■ EXERCISE DIRECTIONS
Whenever a line in the records below contains "dress", pick it out.

■ RECORDS FOR THE TASK
== Segment start ==
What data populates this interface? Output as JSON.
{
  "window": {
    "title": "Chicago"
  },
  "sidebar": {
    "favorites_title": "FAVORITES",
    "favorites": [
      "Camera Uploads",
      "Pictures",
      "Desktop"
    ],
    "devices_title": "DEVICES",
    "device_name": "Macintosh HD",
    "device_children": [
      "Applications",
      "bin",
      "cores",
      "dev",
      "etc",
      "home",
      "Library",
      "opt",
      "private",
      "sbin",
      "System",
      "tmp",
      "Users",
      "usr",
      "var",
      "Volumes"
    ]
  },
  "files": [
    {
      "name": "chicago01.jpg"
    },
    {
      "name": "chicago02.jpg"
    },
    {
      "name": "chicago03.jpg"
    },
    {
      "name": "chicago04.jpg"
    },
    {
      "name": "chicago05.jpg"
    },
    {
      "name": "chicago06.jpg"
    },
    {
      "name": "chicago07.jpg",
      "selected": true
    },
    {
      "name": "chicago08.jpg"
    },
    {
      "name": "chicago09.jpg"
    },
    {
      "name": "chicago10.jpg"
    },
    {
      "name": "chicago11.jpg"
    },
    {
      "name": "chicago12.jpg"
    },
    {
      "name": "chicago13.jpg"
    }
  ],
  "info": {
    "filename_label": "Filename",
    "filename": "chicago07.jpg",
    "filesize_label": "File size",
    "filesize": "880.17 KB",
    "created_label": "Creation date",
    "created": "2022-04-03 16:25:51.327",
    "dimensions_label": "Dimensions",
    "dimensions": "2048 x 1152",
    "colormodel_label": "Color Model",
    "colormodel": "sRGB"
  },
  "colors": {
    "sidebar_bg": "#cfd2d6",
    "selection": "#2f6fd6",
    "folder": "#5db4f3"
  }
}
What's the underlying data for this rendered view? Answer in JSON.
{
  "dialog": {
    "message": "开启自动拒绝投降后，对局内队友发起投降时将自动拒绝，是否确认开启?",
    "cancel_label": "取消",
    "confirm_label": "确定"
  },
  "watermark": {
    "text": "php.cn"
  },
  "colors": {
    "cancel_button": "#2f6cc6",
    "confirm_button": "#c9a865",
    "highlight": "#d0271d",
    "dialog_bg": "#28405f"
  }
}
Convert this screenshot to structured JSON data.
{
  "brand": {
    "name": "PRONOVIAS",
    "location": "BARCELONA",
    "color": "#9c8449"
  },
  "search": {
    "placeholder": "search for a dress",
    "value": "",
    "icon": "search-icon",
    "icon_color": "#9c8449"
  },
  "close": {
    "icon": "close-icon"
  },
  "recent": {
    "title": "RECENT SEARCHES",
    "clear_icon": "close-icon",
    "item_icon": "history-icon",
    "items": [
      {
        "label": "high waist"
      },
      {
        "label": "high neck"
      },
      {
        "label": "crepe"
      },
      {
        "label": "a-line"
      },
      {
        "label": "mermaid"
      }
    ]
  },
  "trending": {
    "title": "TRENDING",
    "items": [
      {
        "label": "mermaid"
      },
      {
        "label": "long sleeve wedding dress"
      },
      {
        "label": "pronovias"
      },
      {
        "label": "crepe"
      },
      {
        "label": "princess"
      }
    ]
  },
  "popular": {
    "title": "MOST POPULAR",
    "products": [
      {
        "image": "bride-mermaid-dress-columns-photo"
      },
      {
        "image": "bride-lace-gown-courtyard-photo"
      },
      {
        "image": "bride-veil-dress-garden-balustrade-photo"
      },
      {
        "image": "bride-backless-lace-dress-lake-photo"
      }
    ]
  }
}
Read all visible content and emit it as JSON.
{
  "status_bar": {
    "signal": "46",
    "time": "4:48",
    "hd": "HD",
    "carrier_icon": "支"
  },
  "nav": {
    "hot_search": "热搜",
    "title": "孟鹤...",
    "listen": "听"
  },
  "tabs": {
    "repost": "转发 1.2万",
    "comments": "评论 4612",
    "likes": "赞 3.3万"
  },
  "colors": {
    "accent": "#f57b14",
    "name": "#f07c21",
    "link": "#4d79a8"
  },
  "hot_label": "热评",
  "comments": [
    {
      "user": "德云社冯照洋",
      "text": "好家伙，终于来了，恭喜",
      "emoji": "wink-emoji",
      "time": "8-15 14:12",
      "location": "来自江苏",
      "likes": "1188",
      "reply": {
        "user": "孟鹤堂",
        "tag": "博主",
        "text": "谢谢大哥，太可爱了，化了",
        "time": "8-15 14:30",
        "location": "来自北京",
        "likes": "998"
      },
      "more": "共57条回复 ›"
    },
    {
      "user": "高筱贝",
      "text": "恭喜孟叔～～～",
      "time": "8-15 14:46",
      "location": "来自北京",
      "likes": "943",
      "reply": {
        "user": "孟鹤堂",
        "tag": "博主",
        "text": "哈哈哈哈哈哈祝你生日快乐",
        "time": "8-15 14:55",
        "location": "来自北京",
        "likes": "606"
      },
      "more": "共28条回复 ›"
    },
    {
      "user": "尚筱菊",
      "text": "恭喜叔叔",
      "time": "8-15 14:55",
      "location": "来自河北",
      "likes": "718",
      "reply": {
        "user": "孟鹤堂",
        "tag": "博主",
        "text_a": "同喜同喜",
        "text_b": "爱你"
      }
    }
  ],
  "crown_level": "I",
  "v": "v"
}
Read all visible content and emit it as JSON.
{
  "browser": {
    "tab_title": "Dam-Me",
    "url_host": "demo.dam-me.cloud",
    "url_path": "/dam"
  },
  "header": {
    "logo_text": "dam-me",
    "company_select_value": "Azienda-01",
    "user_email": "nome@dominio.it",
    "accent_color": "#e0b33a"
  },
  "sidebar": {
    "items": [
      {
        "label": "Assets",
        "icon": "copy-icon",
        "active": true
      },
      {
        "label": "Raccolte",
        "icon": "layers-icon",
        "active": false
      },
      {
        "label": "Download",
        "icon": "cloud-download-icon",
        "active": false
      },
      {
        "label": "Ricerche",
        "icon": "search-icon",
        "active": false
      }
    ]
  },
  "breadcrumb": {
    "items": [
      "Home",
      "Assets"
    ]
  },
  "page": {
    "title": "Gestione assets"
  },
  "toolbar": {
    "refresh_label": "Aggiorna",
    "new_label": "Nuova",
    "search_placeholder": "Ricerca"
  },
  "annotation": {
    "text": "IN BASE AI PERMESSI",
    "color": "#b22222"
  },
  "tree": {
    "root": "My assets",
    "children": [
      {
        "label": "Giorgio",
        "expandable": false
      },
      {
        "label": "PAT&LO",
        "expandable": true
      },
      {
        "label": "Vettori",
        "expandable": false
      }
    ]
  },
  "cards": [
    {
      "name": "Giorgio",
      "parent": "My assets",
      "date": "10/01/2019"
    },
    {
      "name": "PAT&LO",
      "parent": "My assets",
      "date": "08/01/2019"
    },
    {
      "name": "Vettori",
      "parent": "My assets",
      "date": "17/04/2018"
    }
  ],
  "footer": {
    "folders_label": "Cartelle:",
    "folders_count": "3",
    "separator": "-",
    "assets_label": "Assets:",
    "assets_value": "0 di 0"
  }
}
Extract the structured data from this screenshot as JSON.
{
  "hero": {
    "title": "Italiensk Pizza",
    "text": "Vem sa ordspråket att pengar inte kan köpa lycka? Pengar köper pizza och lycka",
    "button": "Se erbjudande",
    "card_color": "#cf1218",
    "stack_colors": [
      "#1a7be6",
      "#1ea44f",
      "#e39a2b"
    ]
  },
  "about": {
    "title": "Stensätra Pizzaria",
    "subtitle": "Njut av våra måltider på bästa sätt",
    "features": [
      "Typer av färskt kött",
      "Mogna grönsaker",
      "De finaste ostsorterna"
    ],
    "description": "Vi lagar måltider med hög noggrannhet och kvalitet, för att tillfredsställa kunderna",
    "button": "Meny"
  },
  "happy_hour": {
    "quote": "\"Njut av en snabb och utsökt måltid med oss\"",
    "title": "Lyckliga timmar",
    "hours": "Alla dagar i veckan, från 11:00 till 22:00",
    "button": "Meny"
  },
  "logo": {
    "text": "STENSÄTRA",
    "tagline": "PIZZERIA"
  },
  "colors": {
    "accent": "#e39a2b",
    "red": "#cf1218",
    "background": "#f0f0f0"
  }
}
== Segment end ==
■ ANSWER BOX
    "placeholder": "search for a dress",
        "label": "long sleeve wedding dress"
        "image": "bride-mermaid-dress-columns-photo"
        "image": "bride-veil-dress-garden-balustrade-photo"
        "image": "bride-backless-lace-dress-lake-photo"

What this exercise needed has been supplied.